Ashley Arkeveld, Newmarket
“We must strive to ensure that all members of our community have a voice, and that includes our Black community. Black children need to see more people in positions of power and authority who look like them, and white children also need to see that these spaces are not just for white people.
“Parents can talk to their children about race all they want, but if the spaces they exist within are not showing Black, Indigenous, people of colour (BIPOC), then it slows down the extremely important work of untangling the anti-Black racism that does exist in this country.”
Holly Douglass, Newmarket
“Real change is: Making actual investments in communities that are based on what those in communities know that they need; collecting race-based data that, in point of fact, will show with clarity the needs of communities as well as delineating the impacts of policies and programs that fail to prioritize, or even recognize, their needs; funding investments that ensure skilled staff work right in the community alongside the racialized and marginalized people there to build trust and; working collaboratively with the communities to address larger systemic concerns while also assisting with the creation of community cohesion and helping to optimize the assets that exist in all communities.”

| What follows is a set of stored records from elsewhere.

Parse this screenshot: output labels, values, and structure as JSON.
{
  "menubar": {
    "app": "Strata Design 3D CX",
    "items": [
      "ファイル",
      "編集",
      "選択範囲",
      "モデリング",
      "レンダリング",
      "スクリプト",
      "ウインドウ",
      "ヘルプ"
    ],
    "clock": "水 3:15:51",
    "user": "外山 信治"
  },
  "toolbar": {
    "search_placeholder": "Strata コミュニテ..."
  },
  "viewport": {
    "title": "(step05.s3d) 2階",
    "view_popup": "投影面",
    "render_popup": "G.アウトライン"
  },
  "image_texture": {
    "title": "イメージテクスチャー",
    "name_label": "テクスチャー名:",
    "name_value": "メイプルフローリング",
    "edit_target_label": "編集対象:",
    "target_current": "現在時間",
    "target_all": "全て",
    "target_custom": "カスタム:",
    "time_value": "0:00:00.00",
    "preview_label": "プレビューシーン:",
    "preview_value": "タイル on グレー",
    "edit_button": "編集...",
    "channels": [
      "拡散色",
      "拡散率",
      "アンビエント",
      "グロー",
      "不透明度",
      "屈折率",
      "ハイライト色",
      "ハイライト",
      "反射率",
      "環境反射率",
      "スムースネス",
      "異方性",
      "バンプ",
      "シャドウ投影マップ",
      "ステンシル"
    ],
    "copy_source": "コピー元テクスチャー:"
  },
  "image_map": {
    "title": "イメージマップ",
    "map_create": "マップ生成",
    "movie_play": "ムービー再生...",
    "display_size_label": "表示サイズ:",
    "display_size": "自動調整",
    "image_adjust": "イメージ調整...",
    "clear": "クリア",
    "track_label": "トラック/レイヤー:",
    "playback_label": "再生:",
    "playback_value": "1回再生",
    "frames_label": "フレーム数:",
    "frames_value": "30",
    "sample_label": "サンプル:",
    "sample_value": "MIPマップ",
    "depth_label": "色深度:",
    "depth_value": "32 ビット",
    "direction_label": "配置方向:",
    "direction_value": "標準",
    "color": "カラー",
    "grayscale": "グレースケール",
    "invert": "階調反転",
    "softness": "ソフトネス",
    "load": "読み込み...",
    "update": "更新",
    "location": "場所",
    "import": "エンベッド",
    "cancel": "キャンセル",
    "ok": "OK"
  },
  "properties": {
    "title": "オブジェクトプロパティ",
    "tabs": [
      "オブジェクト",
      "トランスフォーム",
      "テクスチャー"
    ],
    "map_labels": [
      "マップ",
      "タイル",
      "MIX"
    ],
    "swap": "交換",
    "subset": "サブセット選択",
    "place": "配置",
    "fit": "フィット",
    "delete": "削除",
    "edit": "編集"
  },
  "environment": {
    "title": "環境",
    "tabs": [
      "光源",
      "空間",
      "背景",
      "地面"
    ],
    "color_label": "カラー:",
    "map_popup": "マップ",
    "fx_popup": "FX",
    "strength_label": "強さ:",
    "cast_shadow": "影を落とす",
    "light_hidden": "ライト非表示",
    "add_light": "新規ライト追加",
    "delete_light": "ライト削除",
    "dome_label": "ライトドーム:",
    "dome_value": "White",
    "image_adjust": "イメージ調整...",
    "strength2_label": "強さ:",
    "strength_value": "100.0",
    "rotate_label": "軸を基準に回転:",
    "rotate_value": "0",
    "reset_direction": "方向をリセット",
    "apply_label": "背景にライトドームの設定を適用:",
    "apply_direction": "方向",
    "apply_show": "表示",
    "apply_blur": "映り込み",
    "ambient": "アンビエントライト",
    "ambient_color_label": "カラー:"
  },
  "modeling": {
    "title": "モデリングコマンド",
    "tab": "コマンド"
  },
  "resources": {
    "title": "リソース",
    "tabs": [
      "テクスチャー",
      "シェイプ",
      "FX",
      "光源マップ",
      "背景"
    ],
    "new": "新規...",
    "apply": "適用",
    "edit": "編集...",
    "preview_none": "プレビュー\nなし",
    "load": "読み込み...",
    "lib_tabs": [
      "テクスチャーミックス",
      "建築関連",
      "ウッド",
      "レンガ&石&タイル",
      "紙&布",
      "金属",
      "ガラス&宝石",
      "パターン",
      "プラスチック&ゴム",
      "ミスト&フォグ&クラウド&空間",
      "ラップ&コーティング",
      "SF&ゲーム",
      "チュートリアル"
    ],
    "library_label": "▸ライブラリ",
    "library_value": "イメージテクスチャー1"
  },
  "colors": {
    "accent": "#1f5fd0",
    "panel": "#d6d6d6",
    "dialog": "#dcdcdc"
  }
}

Yvonne Kelly, Social Planning Council of York Region co-chairperson
“I very strongly believe that the board needs to be diverse in race, sexual orientation, and gender identity. This is essential as the board needs to reflect the community that it serves. I also believe that gathering race-based data is essential in order to identify inequities within the policing system and to affect change in the community, while holding members of the board accountable to the community that it represents.”
Amy Cooper, Newmarket
“...Every effort must be made to create a command team that is reflective of the diversity of York Region. We are aware that the York Regional Police Services Board currently does not reflect York Region's profile, as one the most, if not the most diverse community in Canada, and YRP can serve as a change agent in this respect.
“Anti-Black Racism, hate crimes are currently at the forefront within your jurisdiction and beyond so it’s critical that the police command team continues to build on the positive legacy left by police Chiefs Armand Labarge, and Eric Jolliffe.”
Lee Miller, York Region Alliance of African Canadian Communities chairperson
“The horrific racial events of late really opened a lot of eyes in the community and around the world, it is in all communities. There’s more to be done, and there always will be. York Regional Police, compared to other services, is far ahead of the curve, but obviously, there’s more to do.
“My ask of this board and the service is, there has been and still will be changes coming in leadership at YRP. Stay steadfast on course and maintain the leadership in our diverse community, and use the strength if offers.”
Don Pratt, York Regional Police Community Advisory Council member
"The Markham African Caribbean Canadian Association has worked in partnership with York Regional Police for decades. We would like to encourage the Police Services Board to put a candidate (for deputy chief) in place who has strong ties to the community and has extensive background in community policing. In these times, we are reminded of how crucial it is to extend and enhance public trust."
Pat Howell, Markham African Caribbean Canadian Association chairperson, past-president